If a substance such as protein / peptides / amino acids is prepared artificially, inventors can opt for live submissions to make suitable submissions work to help overcome invention. The law also provides for pre-conflict and revocation of patents on the basis of non-disclosure or mis-disclosure of the source or geographic origin of biological resources and conventional knowledge – Sec. 25 (1) and Sec. 64.

Prior permission is required by national biodiversity authorities to access biological material by foreigners / NRIs as per sec. 3, as before seeking patent formed on biological material and vaccines obtained from India 6 (1) of the Biodiversity Act 2002.

Patentability of Micro-organism (s)

Guidelines were formulated to investigate patent applications involving microbes with a view to adequate human intervention and utility.


Microbiological inventions include new products, processes, uses, and compositions incorporating biological products. These inventions cover methods for isolating and acquiring new organisms, improving their character, modifying them and finding new and better uses of them.


The patent for new microbes is based on the characteristics of microbes available in prior art and their differences with use. Known microbes are restricted to new uses, even where patent law allows such protection. The same is true of genetically modified microbes. Genes and gene products are thought to be similar to chemical compositions.

In 2002, Calcutta High Court's Diminko AG v. Controller of Patents stated that the patent on microbe is valid. The court ruled that the act did not prevent a living product from being patented. As a result, a large number of patents have been granted to microorganisms since then.


As a university, practiced by most patent offices, new microbes isolated for the first time from natural microorganisms can only be patented if they differ in character from known microbes and a new or Get better use or function. Microbial claims have been allowed on the basis that they are the products of microbial processes.


Patent law and Conservation of Biological Diversity (CBD):

India enacted the Biological Diversity Act to address issues of informed consent, disclosure and access and profit sharing in advance. The Act is primarily aimed at regulating access to biological resources and allied traditional knowledge to ensure equitable sharing of benefits arising from their use.

All matters relating to access to foreign persons, a non-resident Indian, institutions or companies (not incorporated or registered in India; or with foreign participation in their share capital or management in India), and all matters. The transfer of research results to any foreigner is dealt with by the NBA. Section 3 provides that all foreign nationals require approval from the NBA to obtain biological resources or related knowledge, and Section 4 provides that Indian individuals / institutions have knowledge / research related to any biological resources and Get approval or get out of it before transferring content. India) foreign individuals, non-resident Indians, institutions or companies (who are not incorporated or registered in India; or are incorporated or registered with foreign participation in their share capital or management in India). The NBA may consult the Biodiversity Management Committees (BMC) or any other expert committee for this purpose and subsequently grant approval under Section 19 under such terms and conditions as may be appropriate for the same.
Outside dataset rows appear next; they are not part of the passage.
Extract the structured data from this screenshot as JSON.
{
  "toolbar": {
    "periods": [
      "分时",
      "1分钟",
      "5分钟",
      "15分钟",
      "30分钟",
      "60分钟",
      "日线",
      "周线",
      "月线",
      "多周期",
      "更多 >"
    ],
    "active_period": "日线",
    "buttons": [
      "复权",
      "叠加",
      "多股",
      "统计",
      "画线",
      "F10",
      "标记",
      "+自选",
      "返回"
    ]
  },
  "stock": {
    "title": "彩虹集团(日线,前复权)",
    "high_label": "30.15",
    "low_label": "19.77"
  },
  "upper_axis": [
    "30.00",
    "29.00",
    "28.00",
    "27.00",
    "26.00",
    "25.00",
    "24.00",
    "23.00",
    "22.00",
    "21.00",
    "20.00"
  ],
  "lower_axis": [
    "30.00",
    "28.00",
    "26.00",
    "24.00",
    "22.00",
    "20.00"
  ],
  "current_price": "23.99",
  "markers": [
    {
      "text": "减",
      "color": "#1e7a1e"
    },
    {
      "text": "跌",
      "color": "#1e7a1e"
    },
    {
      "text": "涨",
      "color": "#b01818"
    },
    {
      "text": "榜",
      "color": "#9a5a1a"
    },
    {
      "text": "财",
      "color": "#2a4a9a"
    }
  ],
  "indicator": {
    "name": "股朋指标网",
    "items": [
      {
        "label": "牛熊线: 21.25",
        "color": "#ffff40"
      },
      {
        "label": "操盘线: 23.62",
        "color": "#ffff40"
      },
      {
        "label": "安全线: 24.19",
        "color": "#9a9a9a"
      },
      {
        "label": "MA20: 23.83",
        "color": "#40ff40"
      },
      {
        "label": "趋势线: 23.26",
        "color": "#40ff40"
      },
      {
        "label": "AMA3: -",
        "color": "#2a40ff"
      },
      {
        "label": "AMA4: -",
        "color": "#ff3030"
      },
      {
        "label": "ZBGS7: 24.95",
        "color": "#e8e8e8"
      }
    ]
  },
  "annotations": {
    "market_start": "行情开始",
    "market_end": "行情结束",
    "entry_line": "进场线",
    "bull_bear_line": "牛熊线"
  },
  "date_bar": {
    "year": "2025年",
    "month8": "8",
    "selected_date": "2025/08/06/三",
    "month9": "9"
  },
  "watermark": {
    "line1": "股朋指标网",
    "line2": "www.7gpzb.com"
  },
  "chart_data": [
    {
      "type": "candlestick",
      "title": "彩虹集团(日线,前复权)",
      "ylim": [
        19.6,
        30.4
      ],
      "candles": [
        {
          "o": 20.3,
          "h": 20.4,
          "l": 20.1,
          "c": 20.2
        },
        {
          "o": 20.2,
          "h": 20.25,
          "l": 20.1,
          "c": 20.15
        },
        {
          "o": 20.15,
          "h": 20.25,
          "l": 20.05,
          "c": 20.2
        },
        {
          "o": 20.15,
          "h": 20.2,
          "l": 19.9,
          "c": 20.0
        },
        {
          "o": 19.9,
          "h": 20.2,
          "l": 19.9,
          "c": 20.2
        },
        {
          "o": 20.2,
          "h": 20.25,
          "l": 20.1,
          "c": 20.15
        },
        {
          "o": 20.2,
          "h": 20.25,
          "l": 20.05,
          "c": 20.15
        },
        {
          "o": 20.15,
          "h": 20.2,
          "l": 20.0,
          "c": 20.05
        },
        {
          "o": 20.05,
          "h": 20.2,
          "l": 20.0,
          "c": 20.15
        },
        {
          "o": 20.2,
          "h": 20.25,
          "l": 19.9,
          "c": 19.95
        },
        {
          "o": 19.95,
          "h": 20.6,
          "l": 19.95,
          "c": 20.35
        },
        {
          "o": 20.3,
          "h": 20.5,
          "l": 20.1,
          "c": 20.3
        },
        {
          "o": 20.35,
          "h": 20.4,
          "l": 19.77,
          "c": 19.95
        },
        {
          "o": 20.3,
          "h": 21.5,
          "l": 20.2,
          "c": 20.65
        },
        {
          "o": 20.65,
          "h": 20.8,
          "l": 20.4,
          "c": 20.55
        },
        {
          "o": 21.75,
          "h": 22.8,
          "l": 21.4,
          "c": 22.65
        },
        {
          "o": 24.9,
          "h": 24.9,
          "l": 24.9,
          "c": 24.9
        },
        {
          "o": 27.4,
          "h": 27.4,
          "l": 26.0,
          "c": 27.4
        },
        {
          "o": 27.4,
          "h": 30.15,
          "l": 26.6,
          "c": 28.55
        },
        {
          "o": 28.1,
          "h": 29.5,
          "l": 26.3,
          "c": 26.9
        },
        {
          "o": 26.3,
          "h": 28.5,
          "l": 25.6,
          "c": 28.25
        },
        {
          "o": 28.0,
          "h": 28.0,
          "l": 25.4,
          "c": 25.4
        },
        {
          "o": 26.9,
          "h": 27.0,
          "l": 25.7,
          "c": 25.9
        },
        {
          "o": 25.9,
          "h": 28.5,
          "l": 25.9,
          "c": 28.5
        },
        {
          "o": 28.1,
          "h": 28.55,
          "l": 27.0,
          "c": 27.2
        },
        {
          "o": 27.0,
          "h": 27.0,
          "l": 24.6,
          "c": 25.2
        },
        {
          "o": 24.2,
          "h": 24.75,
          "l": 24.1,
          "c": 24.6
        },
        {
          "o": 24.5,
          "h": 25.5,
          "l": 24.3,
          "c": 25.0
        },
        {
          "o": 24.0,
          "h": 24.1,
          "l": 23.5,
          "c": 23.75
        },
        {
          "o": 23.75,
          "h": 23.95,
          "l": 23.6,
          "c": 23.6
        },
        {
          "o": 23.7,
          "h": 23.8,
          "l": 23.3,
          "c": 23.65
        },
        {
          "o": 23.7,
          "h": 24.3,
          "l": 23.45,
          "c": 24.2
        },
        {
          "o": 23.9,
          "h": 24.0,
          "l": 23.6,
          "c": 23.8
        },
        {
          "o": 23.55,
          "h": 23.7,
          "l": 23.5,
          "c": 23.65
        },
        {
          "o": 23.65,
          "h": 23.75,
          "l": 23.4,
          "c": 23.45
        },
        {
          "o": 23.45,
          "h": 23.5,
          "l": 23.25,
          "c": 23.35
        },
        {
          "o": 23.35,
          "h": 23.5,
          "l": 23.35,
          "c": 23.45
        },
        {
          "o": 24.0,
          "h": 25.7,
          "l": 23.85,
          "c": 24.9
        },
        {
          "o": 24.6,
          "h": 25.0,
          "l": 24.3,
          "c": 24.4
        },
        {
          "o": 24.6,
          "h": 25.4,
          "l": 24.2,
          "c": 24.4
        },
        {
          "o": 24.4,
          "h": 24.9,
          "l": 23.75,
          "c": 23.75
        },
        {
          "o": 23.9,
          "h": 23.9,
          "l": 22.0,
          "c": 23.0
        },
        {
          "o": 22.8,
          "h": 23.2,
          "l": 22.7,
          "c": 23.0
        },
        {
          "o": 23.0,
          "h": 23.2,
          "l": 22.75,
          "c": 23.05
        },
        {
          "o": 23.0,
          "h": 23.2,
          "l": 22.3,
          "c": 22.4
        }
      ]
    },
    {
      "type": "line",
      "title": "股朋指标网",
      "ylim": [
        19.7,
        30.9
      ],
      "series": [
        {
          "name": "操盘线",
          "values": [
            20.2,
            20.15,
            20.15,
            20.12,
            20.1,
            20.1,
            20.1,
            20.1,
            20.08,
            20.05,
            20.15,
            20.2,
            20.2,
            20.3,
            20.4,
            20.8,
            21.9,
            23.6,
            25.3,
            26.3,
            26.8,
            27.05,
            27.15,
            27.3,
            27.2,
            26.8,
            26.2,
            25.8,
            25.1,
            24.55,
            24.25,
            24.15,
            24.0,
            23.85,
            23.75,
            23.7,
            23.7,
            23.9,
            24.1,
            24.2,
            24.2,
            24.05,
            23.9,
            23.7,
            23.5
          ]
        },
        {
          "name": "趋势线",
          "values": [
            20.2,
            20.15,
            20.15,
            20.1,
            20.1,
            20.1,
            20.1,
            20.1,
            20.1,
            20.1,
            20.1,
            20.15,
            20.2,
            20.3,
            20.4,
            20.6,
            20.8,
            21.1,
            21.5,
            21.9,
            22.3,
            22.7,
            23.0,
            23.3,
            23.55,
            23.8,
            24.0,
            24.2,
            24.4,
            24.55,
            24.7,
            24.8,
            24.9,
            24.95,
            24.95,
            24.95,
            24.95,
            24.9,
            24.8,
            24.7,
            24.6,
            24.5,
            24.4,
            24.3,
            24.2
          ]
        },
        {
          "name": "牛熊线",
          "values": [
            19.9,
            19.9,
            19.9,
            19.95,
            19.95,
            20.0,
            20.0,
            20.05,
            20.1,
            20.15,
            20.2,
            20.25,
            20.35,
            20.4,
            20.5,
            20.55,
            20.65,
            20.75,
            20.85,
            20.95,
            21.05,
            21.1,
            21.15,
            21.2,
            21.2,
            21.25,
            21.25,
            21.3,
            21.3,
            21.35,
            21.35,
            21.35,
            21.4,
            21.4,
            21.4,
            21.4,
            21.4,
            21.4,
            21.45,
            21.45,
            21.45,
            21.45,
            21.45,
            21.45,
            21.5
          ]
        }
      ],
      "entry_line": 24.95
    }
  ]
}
In the case of collaborative projects (covered by Section 5 of the Biological Diversity Act), which are either approved by the government or are in line with government-made policy guidelines, no further approval from the NBA is required.

The Biological Diversity Act prohibits an application for any IPR in or outside India without the prior approval of the NBA. For this, the placing of the gate is envisaged in several stages:

  1. Section 6 (1) provides that prior approval of NBA is requir